Turbines and Polar Vortex


PREMO Member
The wind farms erected across the central U.S. over the past decade were supposed to provide cheap power during the blustery winter months. But they were never designed for cold like this.

As a life-threatening freeze brought temperatures that may reach all-time record lows in the Chicago area Thursday morning, heating demand surgedand power suppliers were forced to start up older coal and natural gas facilities that only operate on an as-needed basis. One of the reasons why is that wind-power generation has plummeted.

“It’s just too cold for a lot of wind farms,” Adam Jordan, director of power analytics at Genscape Inc., said in an interview. “They can get damaged in weather like this.”

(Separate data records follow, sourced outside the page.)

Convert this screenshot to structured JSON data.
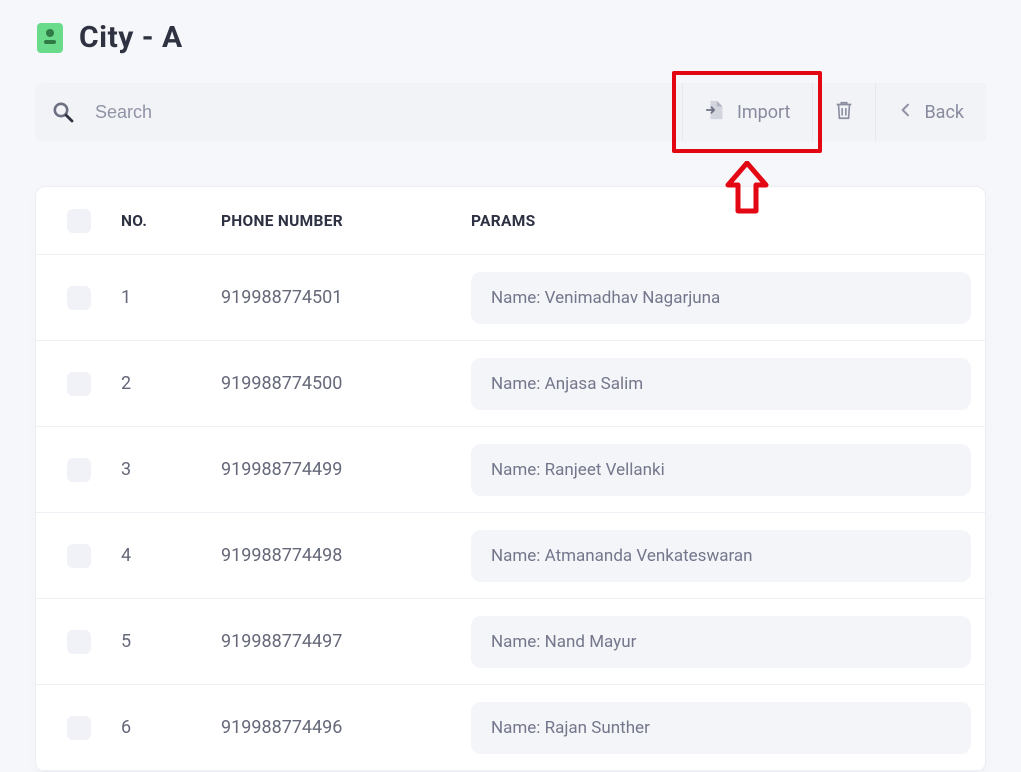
{
  "header": {
    "title": "City - A"
  },
  "toolbar": {
    "search_placeholder": "Search",
    "import_label": "Import",
    "back_label": "Back"
  },
  "table": {
    "columns": {
      "no": "NO.",
      "phone": "PHONE NUMBER",
      "params": "PARAMS"
    },
    "rows": [
      {
        "no": "1",
        "phone": "919988774501",
        "params": "Name: Venimadhav Nagarjuna"
      },
      {
        "no": "2",
        "phone": "919988774500",
        "params": "Name: Anjasa Salim"
      },
      {
        "no": "3",
        "phone": "919988774499",
        "params": "Name: Ranjeet Vellanki"
      },
      {
        "no": "4",
        "phone": "919988774498",
        "params": "Name: Atmananda Venkateswaran"
      },
      {
        "no": "5",
        "phone": "919988774497",
        "params": "Name: Nand Mayur"
      },
      {
        "no": "6",
        "phone": "919988774496",
        "params": "Name: Rajan Sunther"
      }
    ]
  },
  "annotation": {
    "highlight_color": "#e30613"
  }
}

With a deep freeze like this one, wind-farm operators may have to hit the brakes as ice builds up on blades and to prevent lubricated bearings from seizing up and stiffened fiberglass blades from cracking. The National Weather Service warned that records may topple from the upper Midwest through the Ohio Valley by Thursday, and the Chicago area may see wind chills as low as minus-50 degrees Fahrenheit (minus-46 Celsius).